Eventually, witnessing things decay over time was saddening. For instance, there was this game called “Shoot the Freak”, a gruesome sight that felt appropriate for your beach boardwalk experience—in Brooklyn. Going down there one day to see no “Freak”, an unofficial mascot of the area vanish, and not too long after the whole lot demolished, it was just another reminder of sudden change lifting you from under your feet. I was already experiencing this growing up in central Brooklyn’s gentrification, and at this point it’s the narrative of virtually the entire borough. Those are stories for other times.

All in all, the carny life taught me a lot about performance. You got to be on point as much as you can with what you’re talking about, and who you’re talking to. Even as tasks grew mundane on the job, being in the Coney setting fueled my creativity, and thus served my foundation as an artist. The first year I worked there was also the summer the original Astro Tower got torn down, it was swaying harder than usual and deemed too dangerous, depending on who you ask. I saw it as another symbolic moment of how change comes at you hard.

That doesn’t mean nostalgia can’t be a tool for growth though. I feel it’s worthy paying homage to where you come on the way to where you’re going. It’s evident in a lot of the lyrics and song ideas I would jot down on the job.
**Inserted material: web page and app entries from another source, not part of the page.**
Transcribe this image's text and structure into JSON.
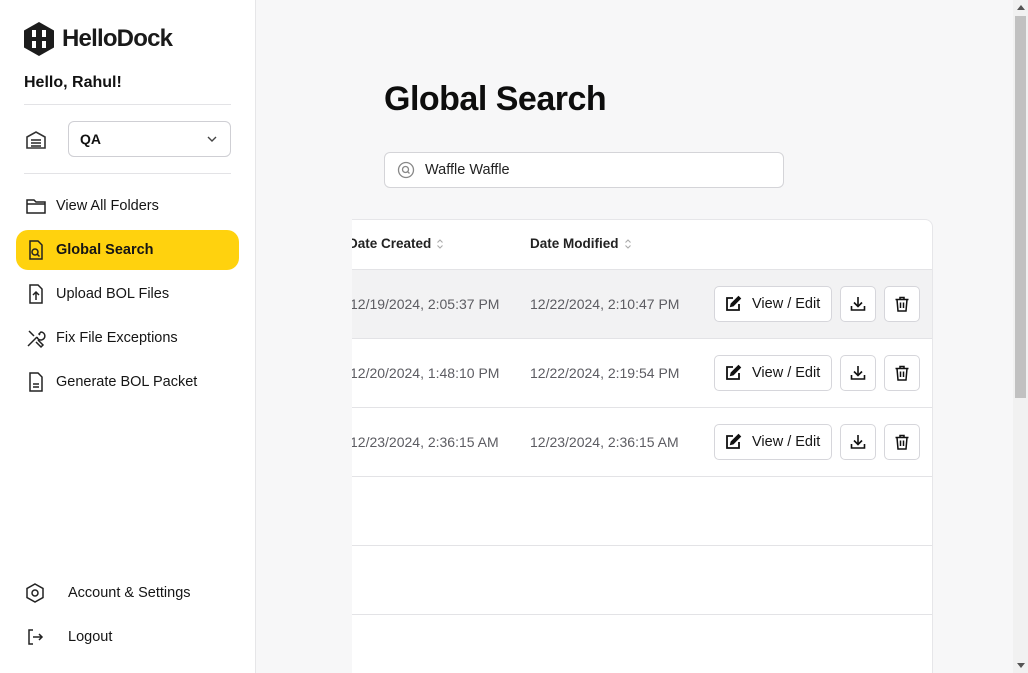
{
  "brand": {
    "name": "HelloDock",
    "accent_color": "#ffd20e"
  },
  "sidebar": {
    "greeting": "Hello, Rahul!",
    "workspace": {
      "value": "QA"
    },
    "nav": [
      {
        "label": "View All Folders",
        "icon": "folder-icon"
      },
      {
        "label": "Global Search",
        "icon": "document-search-icon",
        "active": true
      },
      {
        "label": "Upload BOL Files",
        "icon": "upload-file-icon"
      },
      {
        "label": "Fix File Exceptions",
        "icon": "tools-icon"
      },
      {
        "label": "Generate BOL Packet",
        "icon": "document-icon"
      }
    ],
    "bottom": [
      {
        "label": "Account & Settings",
        "icon": "gear-icon"
      },
      {
        "label": "Logout",
        "icon": "logout-icon"
      }
    ]
  },
  "main": {
    "title": "Global Search",
    "search": {
      "value": "Waffle Waffle"
    },
    "table": {
      "columns": [
        "Date Created",
        "Date Modified"
      ],
      "rows": [
        {
          "created": "12/19/2024, 2:05:37 PM",
          "modified": "12/22/2024, 2:10:47 PM",
          "edit_label": "View / Edit"
        },
        {
          "created": "12/20/2024, 1:48:10 PM",
          "modified": "12/22/2024, 2:19:54 PM",
          "edit_label": "View / Edit"
        },
        {
          "created": "12/23/2024, 2:36:15 AM",
          "modified": "12/23/2024, 2:36:15 AM",
          "edit_label": "View / Edit"
        }
      ]
    }
  }
}
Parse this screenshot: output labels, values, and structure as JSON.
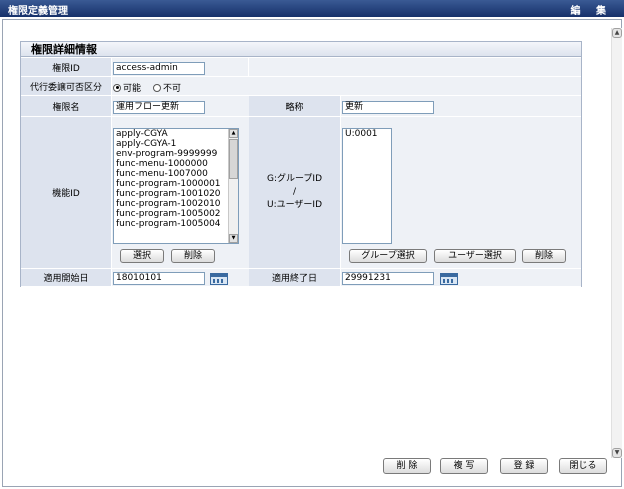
{
  "window": {
    "title": "権限定義管理",
    "mode": "編 集"
  },
  "panel": {
    "title": "権限詳細情報"
  },
  "fields": {
    "auth_id_label": "権限ID",
    "auth_id_value": "access-admin",
    "delegation_label": "代行委譲可否区分",
    "delegation_options": [
      "可能",
      "不可"
    ],
    "delegation_selected": "可能",
    "auth_name_label": "権限名",
    "auth_name_value": "運用フロー更新",
    "short_name_label": "略称",
    "short_name_value": "更新",
    "function_id_label": "機能ID",
    "function_ids": [
      "apply-CGYA",
      "apply-CGYA-1",
      "env-program-9999999",
      "func-menu-1000000",
      "func-menu-1007000",
      "func-program-1000001",
      "func-program-1001020",
      "func-program-1002010",
      "func-program-1005002",
      "func-program-1005004"
    ],
    "group_user_label_1": "G:グループID",
    "group_user_label_2": "/",
    "group_user_label_3": "U:ユーザーID",
    "group_user_items": [
      "U:0001"
    ],
    "start_date_label": "適用開始日",
    "start_date_value": "18010101",
    "end_date_label": "適用終了日",
    "end_date_value": "29991231"
  },
  "buttons": {
    "select": "選択",
    "delete_func": "削除",
    "group_select": "グループ選択",
    "user_select": "ユーザー選択",
    "delete_group": "削除"
  },
  "footer": {
    "delete": "削 除",
    "copy": "複 写",
    "register": "登 録",
    "close": "閉じる"
  }
}
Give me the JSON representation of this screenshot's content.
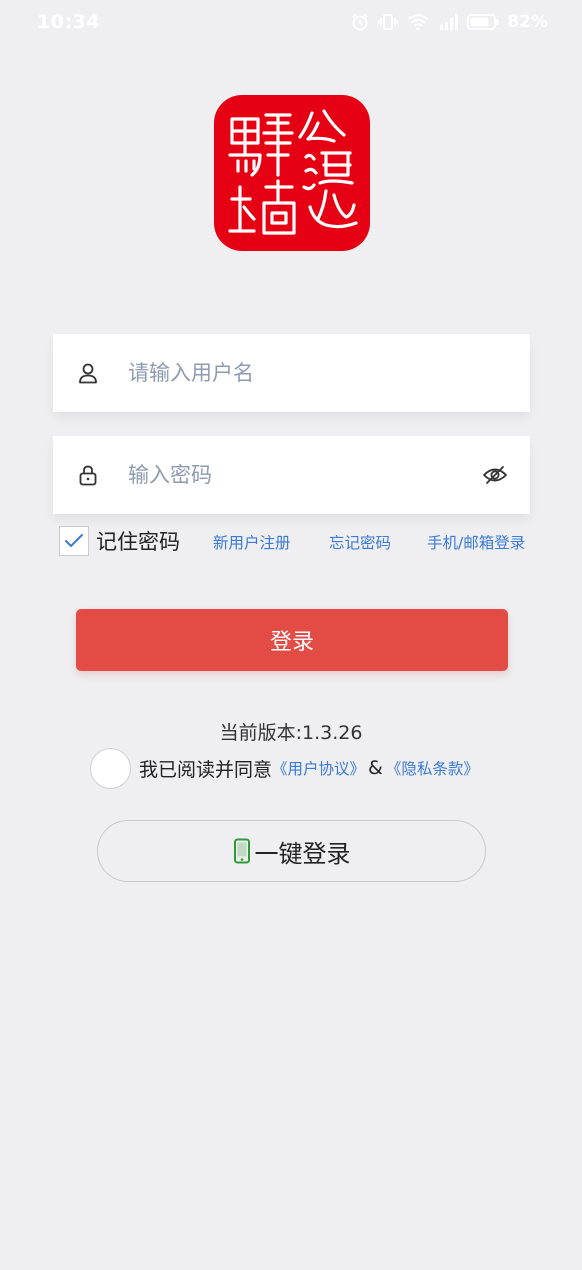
{
  "status_bar": {
    "time": "10:34",
    "battery_percent": "82%",
    "icons": [
      "alarm-icon",
      "vibrate-icon",
      "wifi-icon",
      "cellular-signal-icon",
      "battery-icon"
    ],
    "battery_level": 0.82
  },
  "logo": {
    "icon": "seal-logo-icon",
    "background_color": "#e60013"
  },
  "form": {
    "username": {
      "icon": "user-icon",
      "placeholder": "请输入用户名",
      "value": ""
    },
    "password": {
      "icon": "lock-icon",
      "placeholder": "输入密码",
      "value": "",
      "toggle_icon": "eye-hidden-icon"
    },
    "remember": {
      "label": "记住密码",
      "checked": true
    },
    "links": {
      "register": "新用户注册",
      "forgot": "忘记密码",
      "phone_email": "手机/邮箱登录"
    },
    "login_button": "登录"
  },
  "version": "当前版本:1.3.26",
  "agreement": {
    "text": "我已阅读并同意",
    "user_agreement": "《用户协议》",
    "ampersand": "&",
    "privacy_policy": "《隐私条款》",
    "checked": false
  },
  "one_key_login": {
    "icon": "phone-icon",
    "label": "一键登录"
  },
  "colors": {
    "background": "#efeff1",
    "primary_button": "#e34b45",
    "link": "#3b7ad6",
    "placeholder": "#8e9bb3",
    "phone_icon": "#2e9b35"
  }
}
I’ve even made several visuals in Coney over the years. The latest one is live on my brand new single, “Dipset in Tha Basement.”

Coney Island is an interesting place all-year around, but I believe there’s always something wild and special for you to experience there in the summer. This year will mark the 100th anniversary of the Wonder Wheel’s existence. You should make a trip this summer. I’ll see you at the bottom of the map.